◆ **What the task requires**: Each line below that contains the word "password" must be copied.

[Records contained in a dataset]
▼▼▼

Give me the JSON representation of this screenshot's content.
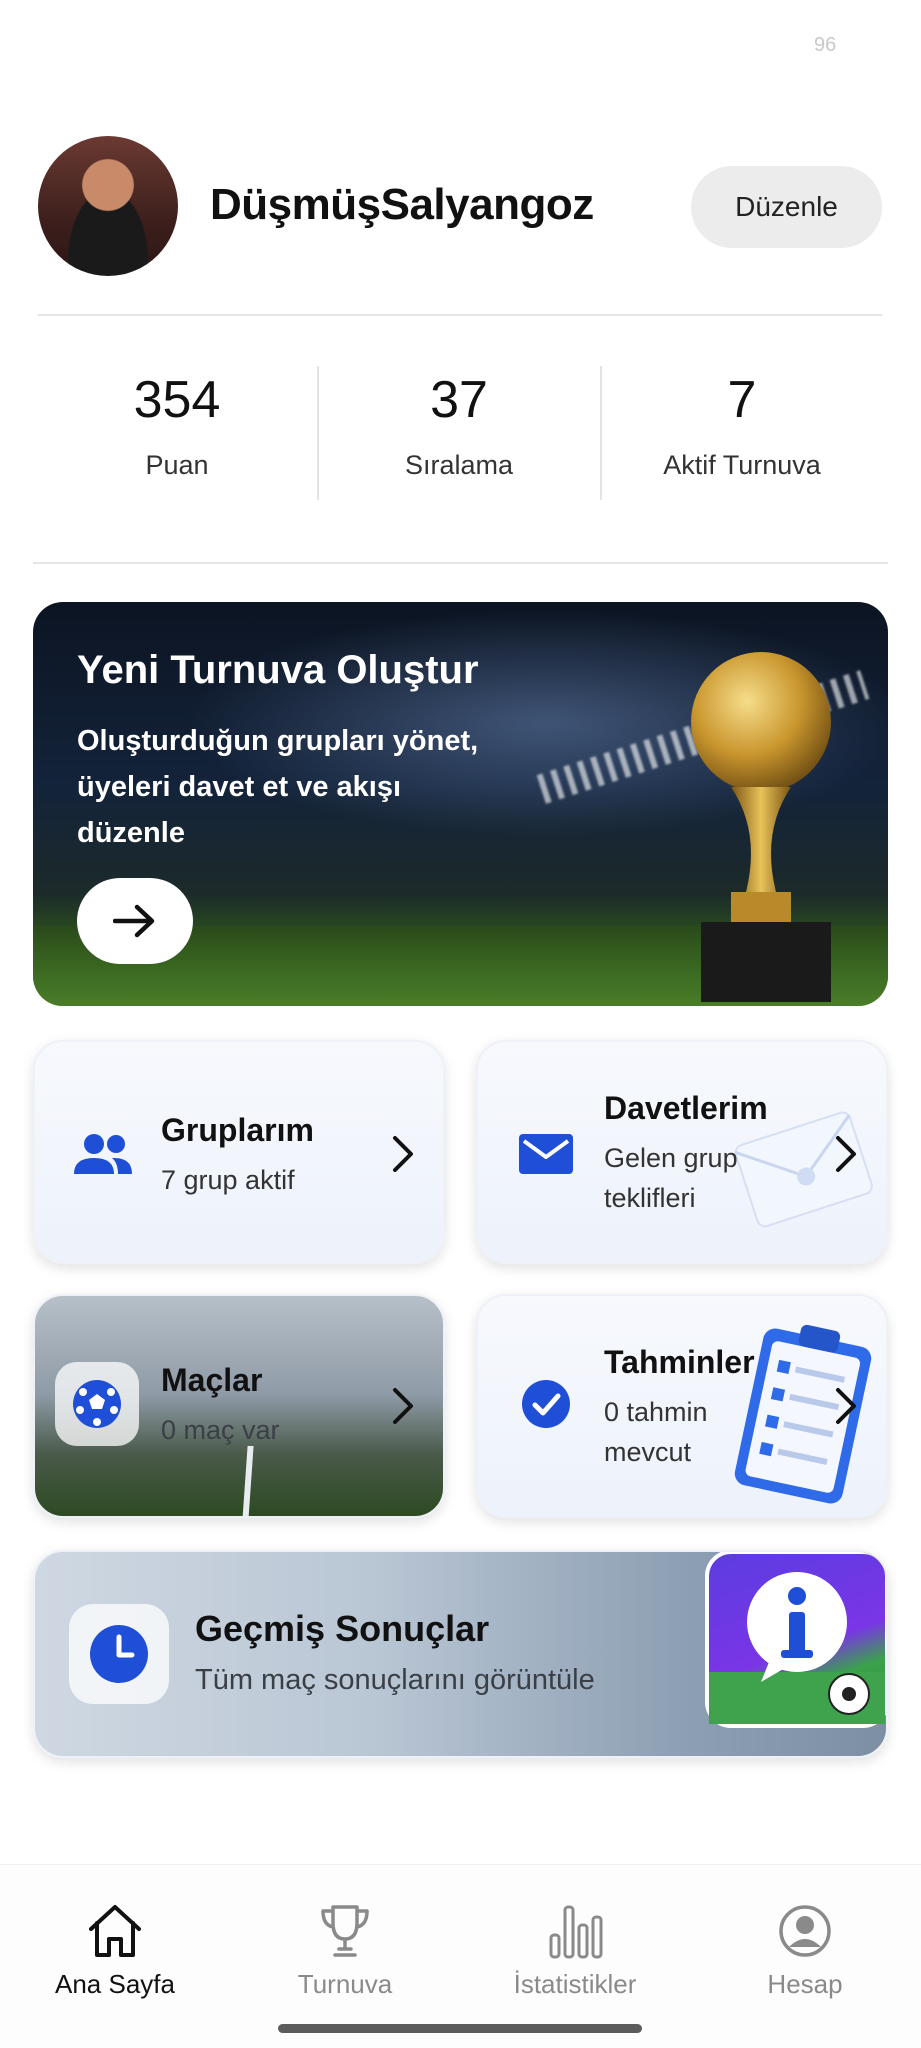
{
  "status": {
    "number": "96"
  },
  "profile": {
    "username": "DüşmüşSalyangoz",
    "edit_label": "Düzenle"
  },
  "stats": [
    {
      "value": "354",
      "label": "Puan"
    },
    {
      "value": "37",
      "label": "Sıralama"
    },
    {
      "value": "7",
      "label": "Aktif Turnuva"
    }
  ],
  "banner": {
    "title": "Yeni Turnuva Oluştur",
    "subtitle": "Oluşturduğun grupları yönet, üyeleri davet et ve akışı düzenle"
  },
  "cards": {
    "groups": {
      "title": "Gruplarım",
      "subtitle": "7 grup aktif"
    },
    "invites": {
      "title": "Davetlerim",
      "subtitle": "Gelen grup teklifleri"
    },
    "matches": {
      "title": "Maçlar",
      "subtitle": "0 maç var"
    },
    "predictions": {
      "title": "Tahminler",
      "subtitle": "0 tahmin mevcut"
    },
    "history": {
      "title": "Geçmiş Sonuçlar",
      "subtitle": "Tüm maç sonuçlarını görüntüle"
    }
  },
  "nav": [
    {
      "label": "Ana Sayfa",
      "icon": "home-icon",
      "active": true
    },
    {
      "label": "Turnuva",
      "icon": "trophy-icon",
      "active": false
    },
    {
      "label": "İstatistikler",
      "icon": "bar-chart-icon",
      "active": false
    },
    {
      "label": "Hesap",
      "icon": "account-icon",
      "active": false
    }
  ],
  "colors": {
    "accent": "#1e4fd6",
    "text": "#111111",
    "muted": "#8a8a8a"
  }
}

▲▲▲
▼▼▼

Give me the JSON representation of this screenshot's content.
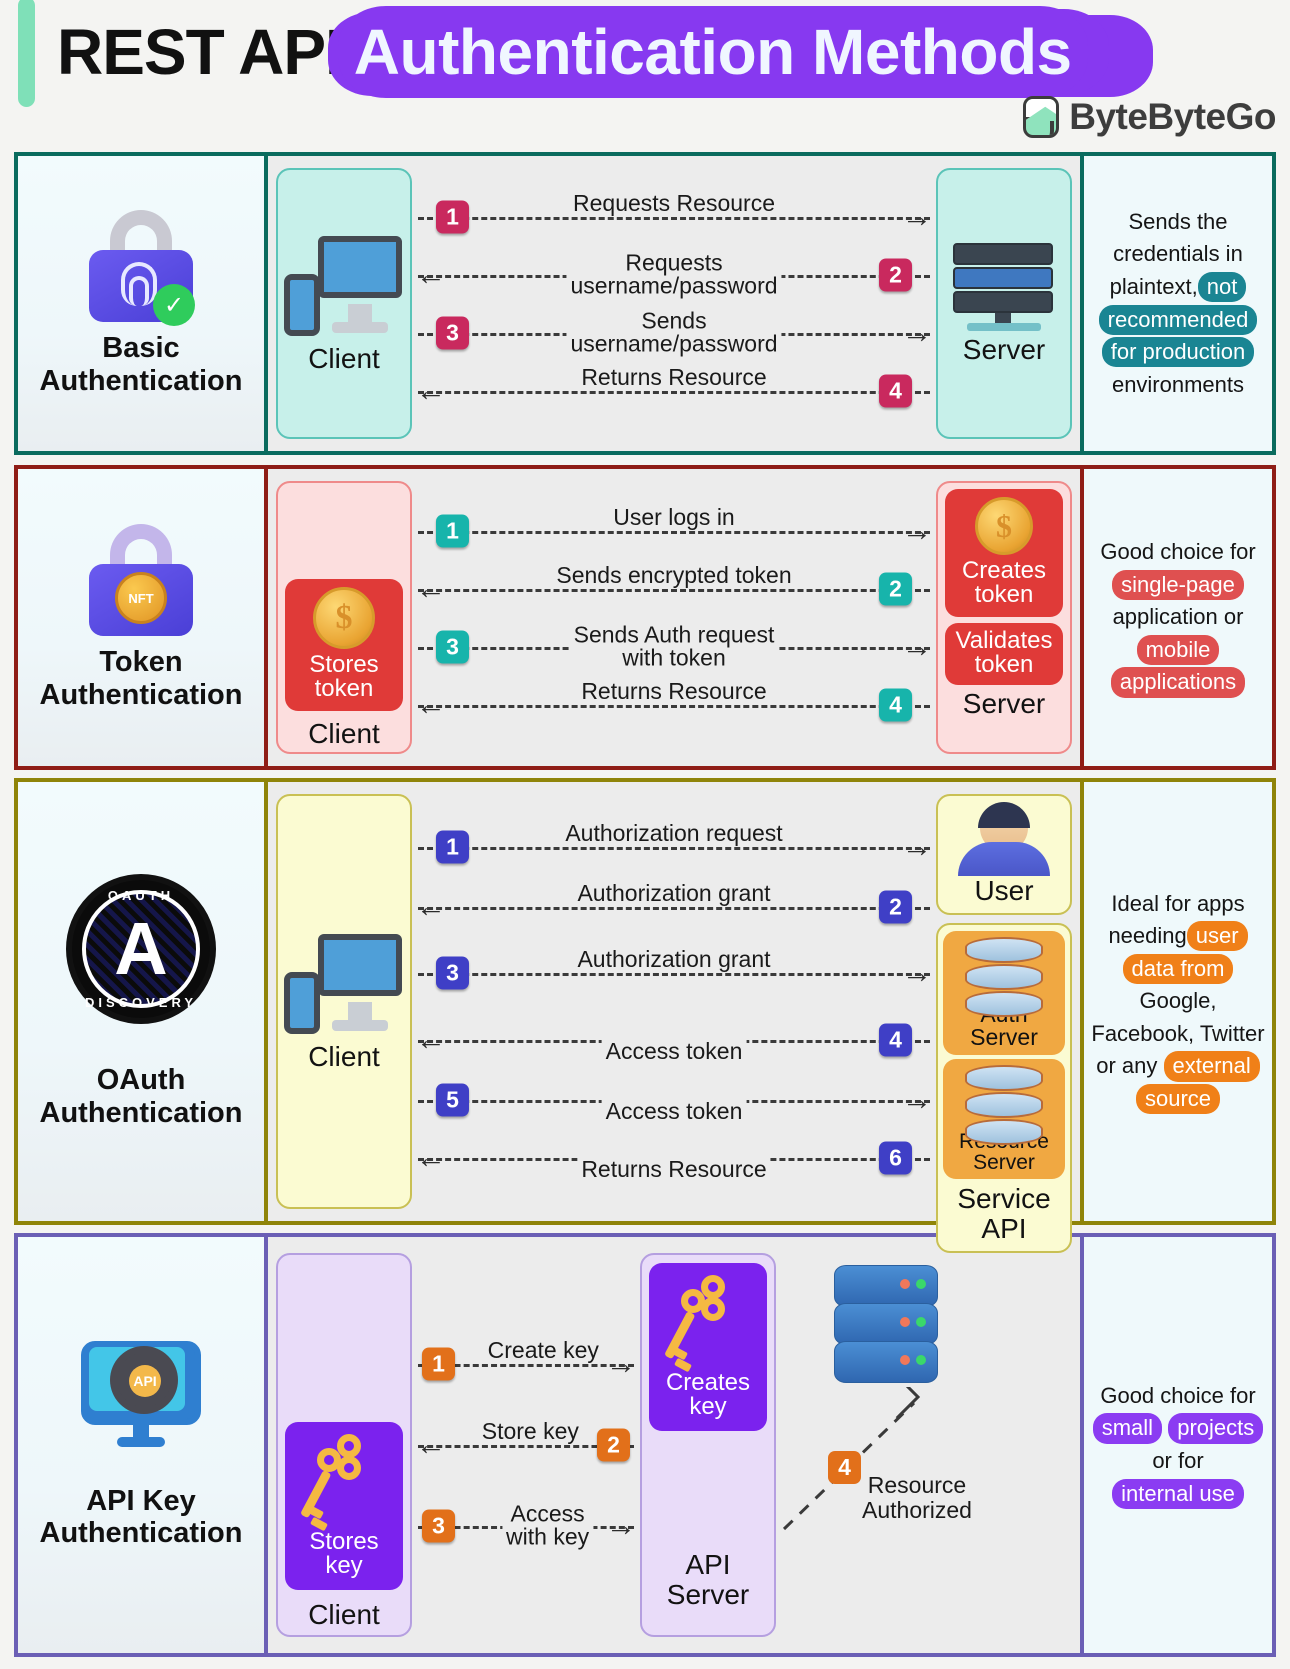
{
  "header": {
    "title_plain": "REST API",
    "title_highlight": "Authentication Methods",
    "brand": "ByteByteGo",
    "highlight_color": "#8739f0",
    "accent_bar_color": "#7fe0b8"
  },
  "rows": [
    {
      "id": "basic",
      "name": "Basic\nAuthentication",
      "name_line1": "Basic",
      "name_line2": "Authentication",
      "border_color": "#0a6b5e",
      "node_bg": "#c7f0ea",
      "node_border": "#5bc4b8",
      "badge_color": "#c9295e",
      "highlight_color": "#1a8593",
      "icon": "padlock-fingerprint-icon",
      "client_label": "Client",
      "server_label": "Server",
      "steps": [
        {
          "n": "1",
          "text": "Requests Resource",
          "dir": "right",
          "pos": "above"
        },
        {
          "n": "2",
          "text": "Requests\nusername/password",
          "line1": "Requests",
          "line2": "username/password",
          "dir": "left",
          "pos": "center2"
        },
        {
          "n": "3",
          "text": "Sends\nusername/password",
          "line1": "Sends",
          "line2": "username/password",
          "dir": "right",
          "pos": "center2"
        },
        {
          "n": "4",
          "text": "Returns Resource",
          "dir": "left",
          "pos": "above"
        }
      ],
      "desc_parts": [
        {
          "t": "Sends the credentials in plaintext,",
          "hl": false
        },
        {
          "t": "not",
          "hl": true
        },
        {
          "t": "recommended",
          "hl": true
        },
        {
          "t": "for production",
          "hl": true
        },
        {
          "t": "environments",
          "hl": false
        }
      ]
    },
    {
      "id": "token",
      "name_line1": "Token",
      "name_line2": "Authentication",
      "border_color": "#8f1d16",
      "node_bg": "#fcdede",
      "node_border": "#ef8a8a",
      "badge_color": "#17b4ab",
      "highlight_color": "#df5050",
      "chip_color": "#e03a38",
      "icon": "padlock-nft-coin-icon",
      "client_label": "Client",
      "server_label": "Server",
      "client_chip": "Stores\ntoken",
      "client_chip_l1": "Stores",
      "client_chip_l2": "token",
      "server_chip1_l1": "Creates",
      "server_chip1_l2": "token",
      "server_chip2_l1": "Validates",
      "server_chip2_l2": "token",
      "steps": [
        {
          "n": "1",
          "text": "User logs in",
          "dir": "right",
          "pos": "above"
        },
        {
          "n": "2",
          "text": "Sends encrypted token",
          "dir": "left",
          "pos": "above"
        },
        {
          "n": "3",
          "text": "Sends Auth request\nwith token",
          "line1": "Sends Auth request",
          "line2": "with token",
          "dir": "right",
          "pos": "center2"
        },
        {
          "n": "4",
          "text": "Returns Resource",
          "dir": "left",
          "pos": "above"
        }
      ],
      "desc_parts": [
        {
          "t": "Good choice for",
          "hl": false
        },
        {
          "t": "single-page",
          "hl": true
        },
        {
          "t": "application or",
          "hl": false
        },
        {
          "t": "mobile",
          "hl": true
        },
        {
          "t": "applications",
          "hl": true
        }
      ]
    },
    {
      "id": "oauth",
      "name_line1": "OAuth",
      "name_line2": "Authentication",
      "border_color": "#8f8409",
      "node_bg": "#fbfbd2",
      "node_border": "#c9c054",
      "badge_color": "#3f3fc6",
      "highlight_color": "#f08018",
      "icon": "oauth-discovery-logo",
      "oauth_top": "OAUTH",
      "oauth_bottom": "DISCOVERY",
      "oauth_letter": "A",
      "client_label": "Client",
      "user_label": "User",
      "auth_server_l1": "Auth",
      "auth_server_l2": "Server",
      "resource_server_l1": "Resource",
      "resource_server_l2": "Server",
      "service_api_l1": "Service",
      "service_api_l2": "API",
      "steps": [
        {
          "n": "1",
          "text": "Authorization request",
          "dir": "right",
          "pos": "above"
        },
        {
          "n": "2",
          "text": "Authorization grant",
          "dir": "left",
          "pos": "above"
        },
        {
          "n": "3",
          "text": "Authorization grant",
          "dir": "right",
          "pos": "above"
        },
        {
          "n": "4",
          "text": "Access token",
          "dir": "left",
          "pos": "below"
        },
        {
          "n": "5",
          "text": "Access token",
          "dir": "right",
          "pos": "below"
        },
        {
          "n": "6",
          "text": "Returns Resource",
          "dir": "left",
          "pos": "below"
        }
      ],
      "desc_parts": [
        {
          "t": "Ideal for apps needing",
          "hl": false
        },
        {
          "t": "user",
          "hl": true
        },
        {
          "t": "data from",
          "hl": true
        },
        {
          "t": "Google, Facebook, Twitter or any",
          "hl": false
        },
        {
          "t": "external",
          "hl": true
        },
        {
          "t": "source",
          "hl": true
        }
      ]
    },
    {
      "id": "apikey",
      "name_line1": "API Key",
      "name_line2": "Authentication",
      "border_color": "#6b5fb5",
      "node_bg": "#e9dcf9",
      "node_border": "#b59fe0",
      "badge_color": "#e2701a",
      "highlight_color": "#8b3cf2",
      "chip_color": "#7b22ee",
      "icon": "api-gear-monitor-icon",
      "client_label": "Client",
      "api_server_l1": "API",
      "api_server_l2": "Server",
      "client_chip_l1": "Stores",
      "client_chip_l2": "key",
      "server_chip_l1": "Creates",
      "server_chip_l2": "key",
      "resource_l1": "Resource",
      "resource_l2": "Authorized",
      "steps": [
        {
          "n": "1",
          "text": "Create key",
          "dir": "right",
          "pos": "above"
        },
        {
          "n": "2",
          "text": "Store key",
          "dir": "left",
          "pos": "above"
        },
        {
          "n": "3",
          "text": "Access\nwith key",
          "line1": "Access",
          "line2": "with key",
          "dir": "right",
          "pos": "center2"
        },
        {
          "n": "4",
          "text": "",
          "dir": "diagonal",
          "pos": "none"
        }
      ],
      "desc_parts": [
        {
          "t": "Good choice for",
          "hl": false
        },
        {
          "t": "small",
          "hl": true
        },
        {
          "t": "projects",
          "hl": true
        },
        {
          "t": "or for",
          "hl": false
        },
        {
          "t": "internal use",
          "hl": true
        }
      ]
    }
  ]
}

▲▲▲

◆ **Exercise answer**:
          "text": "Requests\nusername/password",
          "line2": "username/password",
          "text": "Sends\nusername/password",
          "line2": "username/password",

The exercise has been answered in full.